**WHAT IS EXPECTED**
Only the lines from the one containing "Serialize everything readable" through the end of the entries are wanted, retyped exactly and without pictures.

START RECORD SET

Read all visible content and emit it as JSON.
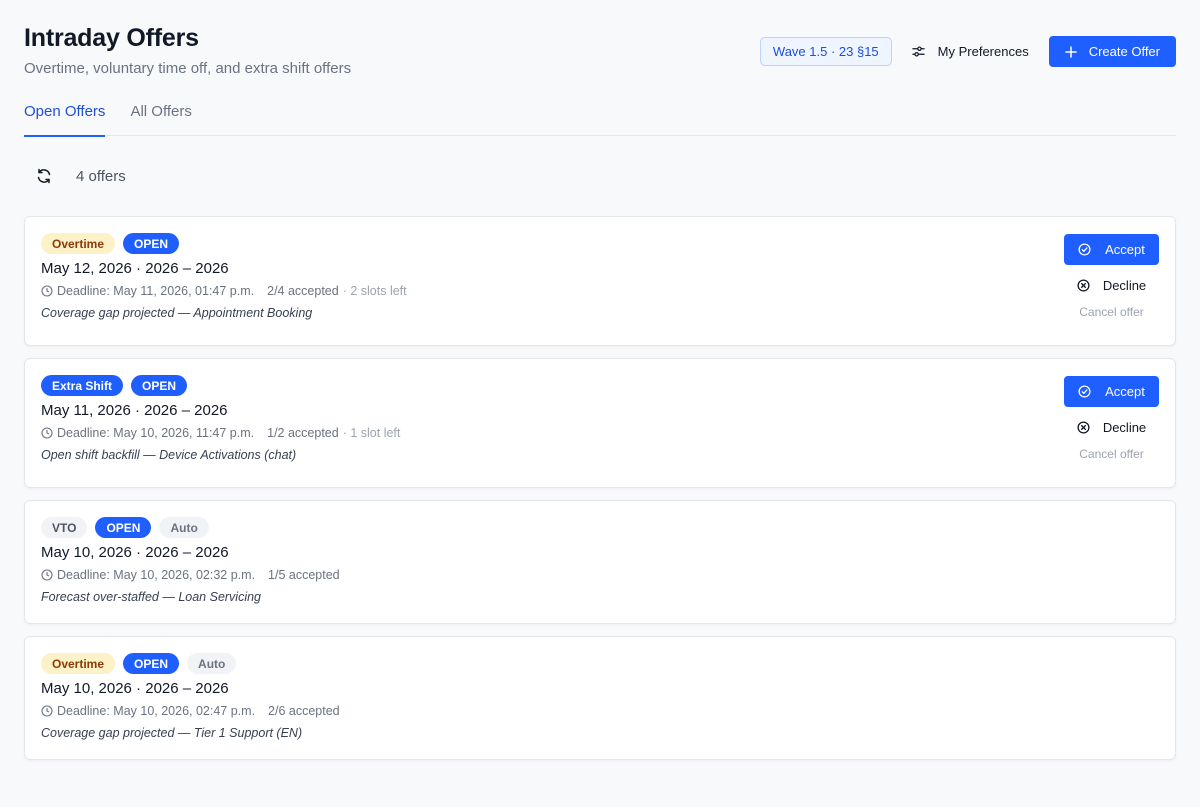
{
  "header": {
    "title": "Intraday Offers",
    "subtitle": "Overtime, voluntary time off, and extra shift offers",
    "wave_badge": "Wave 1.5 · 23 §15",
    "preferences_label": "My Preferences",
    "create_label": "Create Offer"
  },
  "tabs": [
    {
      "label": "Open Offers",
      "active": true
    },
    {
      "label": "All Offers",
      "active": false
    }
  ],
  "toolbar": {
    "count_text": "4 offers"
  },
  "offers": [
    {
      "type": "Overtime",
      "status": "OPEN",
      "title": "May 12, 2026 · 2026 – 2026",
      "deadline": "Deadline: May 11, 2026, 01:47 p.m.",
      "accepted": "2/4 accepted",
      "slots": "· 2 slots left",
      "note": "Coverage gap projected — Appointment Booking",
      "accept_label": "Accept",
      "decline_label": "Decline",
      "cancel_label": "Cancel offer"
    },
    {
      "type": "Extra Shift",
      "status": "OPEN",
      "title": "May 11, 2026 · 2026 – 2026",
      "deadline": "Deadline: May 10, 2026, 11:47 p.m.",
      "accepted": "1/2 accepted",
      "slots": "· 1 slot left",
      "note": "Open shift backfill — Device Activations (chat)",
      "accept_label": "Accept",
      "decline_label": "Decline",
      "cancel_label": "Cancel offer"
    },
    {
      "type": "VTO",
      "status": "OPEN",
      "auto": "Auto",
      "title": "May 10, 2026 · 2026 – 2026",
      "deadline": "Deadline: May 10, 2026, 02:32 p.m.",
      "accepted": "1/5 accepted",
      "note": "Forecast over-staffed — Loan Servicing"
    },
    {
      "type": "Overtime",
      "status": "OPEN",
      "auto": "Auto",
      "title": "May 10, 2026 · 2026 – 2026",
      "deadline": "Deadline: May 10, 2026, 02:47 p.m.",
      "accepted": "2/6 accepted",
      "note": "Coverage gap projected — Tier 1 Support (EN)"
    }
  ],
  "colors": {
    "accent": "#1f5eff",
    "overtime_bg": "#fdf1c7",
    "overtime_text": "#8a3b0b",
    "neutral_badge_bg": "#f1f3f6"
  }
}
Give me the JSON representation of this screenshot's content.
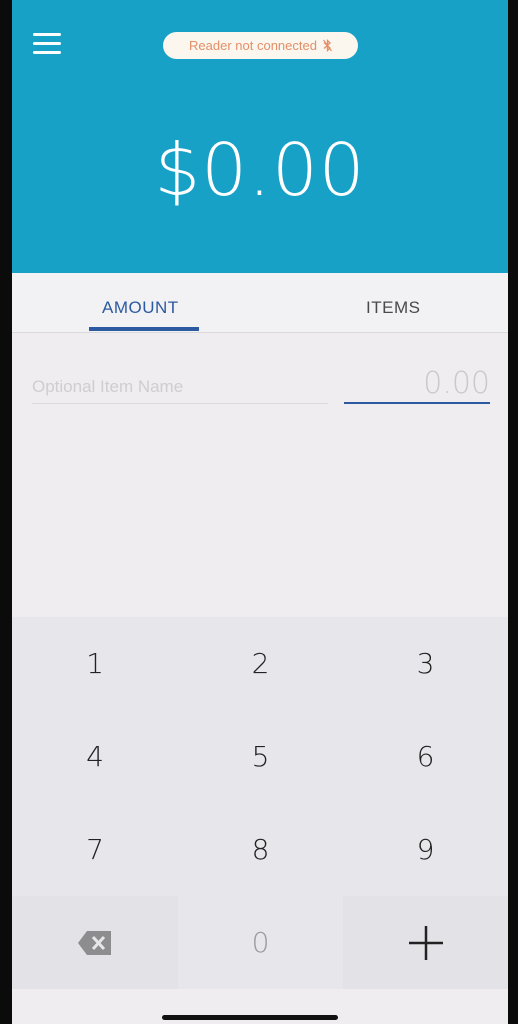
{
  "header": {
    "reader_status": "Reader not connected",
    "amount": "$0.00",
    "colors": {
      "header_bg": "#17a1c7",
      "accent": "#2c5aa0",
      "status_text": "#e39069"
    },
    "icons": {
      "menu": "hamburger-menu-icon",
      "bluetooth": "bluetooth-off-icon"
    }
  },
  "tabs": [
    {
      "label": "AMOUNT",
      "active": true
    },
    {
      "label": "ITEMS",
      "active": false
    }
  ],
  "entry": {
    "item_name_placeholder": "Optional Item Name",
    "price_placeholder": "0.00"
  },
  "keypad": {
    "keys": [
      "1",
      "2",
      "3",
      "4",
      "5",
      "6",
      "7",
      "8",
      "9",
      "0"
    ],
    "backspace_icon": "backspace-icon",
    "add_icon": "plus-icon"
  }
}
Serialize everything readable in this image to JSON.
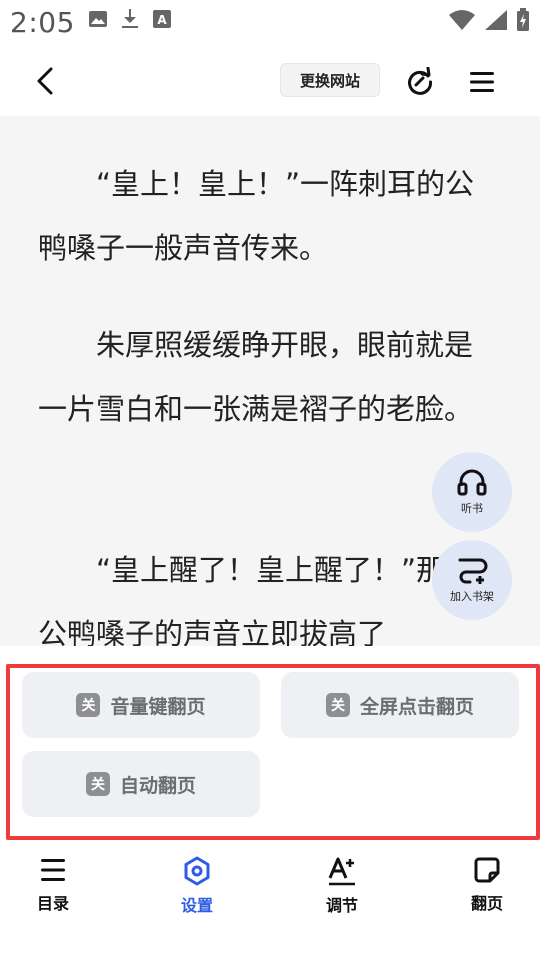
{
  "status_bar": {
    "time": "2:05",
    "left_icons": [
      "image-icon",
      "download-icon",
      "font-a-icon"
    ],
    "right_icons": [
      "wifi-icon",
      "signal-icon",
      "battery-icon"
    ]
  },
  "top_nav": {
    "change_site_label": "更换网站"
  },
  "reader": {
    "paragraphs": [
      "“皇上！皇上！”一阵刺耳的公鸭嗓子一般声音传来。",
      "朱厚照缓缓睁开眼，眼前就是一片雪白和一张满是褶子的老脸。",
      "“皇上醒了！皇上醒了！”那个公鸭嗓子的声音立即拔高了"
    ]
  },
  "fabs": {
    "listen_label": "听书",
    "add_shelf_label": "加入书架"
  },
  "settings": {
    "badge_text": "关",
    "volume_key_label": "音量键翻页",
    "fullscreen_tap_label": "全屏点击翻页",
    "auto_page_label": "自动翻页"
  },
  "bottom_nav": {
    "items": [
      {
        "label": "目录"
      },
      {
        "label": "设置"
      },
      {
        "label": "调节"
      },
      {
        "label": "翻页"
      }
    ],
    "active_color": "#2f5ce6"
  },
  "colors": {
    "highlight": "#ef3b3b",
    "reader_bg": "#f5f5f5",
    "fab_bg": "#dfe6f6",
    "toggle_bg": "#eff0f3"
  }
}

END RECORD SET

**SOLVED PROBLEM**
Serialize everything readable in this image to JSON.
{
  "status_bar": {
    "time": "2:05",
    "left_icons": [
      "image-icon",
      "download-icon",
      "font-a-icon"
    ],
    "right_icons": [
      "wifi-icon",
      "signal-icon",
      "battery-icon"
    ]
  },
  "top_nav": {
    "change_site_label": "更换网站"
  },
  "reader": {
    "paragraphs": [
      "“皇上！皇上！”一阵刺耳的公鸭嗓子一般声音传来。",
      "朱厚照缓缓睁开眼，眼前就是一片雪白和一张满是褶子的老脸。",
      "“皇上醒了！皇上醒了！”那个公鸭嗓子的声音立即拔高了"
    ]
  },
  "fabs": {
    "listen_label": "听书",
    "add_shelf_label": "加入书架"
  },
  "settings": {
    "badge_text": "关",
    "volume_key_label": "音量键翻页",
    "fullscreen_tap_label": "全屏点击翻页",
    "auto_page_label": "自动翻页"
  },
  "bottom_nav": {
    "items": [
      {
        "label": "目录"
      },
      {
        "label": "设置"
      },
      {
        "label": "调节"
      },
      {
        "label": "翻页"
      }
    ],
    "active_color": "#2f5ce6"
  },
  "colors": {
    "highlight": "#ef3b3b",
    "reader_bg": "#f5f5f5",
    "fab_bg": "#dfe6f6",
    "toggle_bg": "#eff0f3"
  }
}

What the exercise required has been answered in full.